September 07, 2003

Interracial marriage: two major proof-texts

I hope to spend a few posts in the near future analyzing the Biblical proof-texts that are put forward by opponents of interracial marriage.

An objection could be raised that all I am doing is making a negative case against the psycho-fundies rather than presenting a positive case that God actually permits the races to intermarry. That much is true, and in fact I hope to have the chance to make a positive case in the future. However, in the meantime, keep in mind that the psycho-fundies maintain this proposition: It is God's will that the races not intermarry. Either that proposition is true or it is not. If a case cannot be made that it is true, I submit that it is safe to assume it is false.

Based on my experience debating this issue with these people, the two most significant proof-texts against interracial marriage are Genesis 10:5 and Acts 10:26.

By these were the isles of the Gentiles divided in their lands; every one after his tongue, after their families, in their nations. (Genesis 10:5)

From this and similar verses in Genesis 10 (cf. vv. 20, 32), we are told that since God divided the nations, it is not man's place to reunite them again. But is this what this verse actually says?

First of all, the author here has "jumped the gun," chronologically speaking. Note that he says the descendents of Japheth were divided "everyone after his tongue." And yet in chapter 11 we are still told that "the whole earth was of one language, and of one speech" (11:1). So Genesis 10:5,20,32 are best understood as "summary statements" of what comes later.

Genesis 11 begins with the well-known story of the Tower of Babel, in which we are told all men spoke one language. They also lived together on the plain of Shinar, where they began to build a massive city, culminating in a tall tower. The purpose of this colossal building project: to unify mankind in one place and to make a name for themselves.

And it is for this reason that God proposes to separate mankind, which he does by "confound[ing] their language" so they cannot understand each other. The purpose of this separation is twofold:

  • Explicitly, it says God moved to squash their pride by destroying their ability to build their tower.
  • Implicitly, it says God forced them into fulfilling the mandate to "[b]e fruitful, and multiply, and replenish the earth" (Gen. 1:28), which they were disobeying by settling in a single location.

The result: "from thence did the LORD scatter them abroad upon the face of all the earth" (11:9). Or, more specifically, the sons of Japheth, Ham, and Shem were "divided in their lands; every one after his tongue, after their families, in their nations" (10:5).

In other words, nothing in this passage says that God's purpose in scattering the peoples at Babel was to separate the races, or to keep them separate perpetually.

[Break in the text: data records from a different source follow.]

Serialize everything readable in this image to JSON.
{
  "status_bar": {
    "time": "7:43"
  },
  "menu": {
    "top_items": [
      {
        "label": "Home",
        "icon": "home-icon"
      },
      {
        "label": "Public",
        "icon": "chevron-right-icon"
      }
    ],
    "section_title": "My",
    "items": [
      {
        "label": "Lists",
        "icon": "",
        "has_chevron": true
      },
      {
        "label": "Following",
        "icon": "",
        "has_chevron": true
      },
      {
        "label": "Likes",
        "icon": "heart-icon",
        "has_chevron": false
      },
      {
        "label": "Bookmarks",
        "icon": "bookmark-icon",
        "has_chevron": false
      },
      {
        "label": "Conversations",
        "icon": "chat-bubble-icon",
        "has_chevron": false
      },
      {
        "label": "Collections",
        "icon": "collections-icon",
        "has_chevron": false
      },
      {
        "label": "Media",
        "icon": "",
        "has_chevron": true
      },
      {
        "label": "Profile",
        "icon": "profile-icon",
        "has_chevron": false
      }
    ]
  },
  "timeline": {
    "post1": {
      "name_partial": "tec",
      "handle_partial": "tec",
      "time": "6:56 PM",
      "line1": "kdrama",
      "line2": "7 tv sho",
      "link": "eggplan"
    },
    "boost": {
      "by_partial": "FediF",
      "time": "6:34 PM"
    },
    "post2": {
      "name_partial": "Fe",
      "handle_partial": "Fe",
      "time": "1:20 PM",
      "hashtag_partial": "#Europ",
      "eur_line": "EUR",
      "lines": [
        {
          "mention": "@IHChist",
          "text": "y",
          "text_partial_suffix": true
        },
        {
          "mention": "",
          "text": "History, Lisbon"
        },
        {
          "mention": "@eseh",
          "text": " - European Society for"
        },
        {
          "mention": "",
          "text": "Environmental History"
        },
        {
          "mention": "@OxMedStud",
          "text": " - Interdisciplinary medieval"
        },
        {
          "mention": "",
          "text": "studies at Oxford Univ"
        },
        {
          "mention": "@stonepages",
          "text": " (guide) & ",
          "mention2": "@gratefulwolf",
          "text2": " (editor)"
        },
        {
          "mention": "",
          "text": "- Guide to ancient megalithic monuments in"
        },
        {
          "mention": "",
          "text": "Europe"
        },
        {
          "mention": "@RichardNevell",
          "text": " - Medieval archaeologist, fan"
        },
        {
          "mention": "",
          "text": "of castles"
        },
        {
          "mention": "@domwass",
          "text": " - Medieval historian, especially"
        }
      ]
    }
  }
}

On to the next proof-text:

And [God] hath made of one blood all nations of men for to dwell on all the face of the earth, and hath determined the times before appointed, and the bounds of their habitation . . . (Acts 17:26)

As the argument goes, this verse tells us that God has fixed the "bounds" (i.e. boundaries) of human habitation, and it is not up to us to cross those boundaries; therefore, interracial marriage is wrong.

Of course, it is not saying this at all. The thrust of this statement from Paul is not of divine law, but divine providence. The meaning is obscured somewhat in the KJV[1], but it basically says this: God is sovereign over the lives of men. He decides when they are born, and when they die. He decides when nations rise, and when they fall. And in between is that bit called life, and he determines where we spend that, too. What Paul is not saying is that because God has decreed the boundaries, therefore man may not cross those boundaries - because that, too, has already been determined in God's order of things. In short this is a statement of what is, not what ought to be.

And so the two major proof-texts against interracial marriage fail to make the case. Lord willing, in a future installment I will look at some of the other texts raised on this issue, and maybe even submit a positive rebuttal of my own.

I would be happy to hear any comments you may have on this subject; please feel free to contact me at mcclare @ ncf · ca. I reserve the right to bring any good points made in email into the blog - anonymously, of course, unless you are really being obnoxious.


[1] OK, I'll be honest. Acts 17:26 in the KJV is about as clear as mud. What the heck is "determined the times before appointed" supposed to mean, really?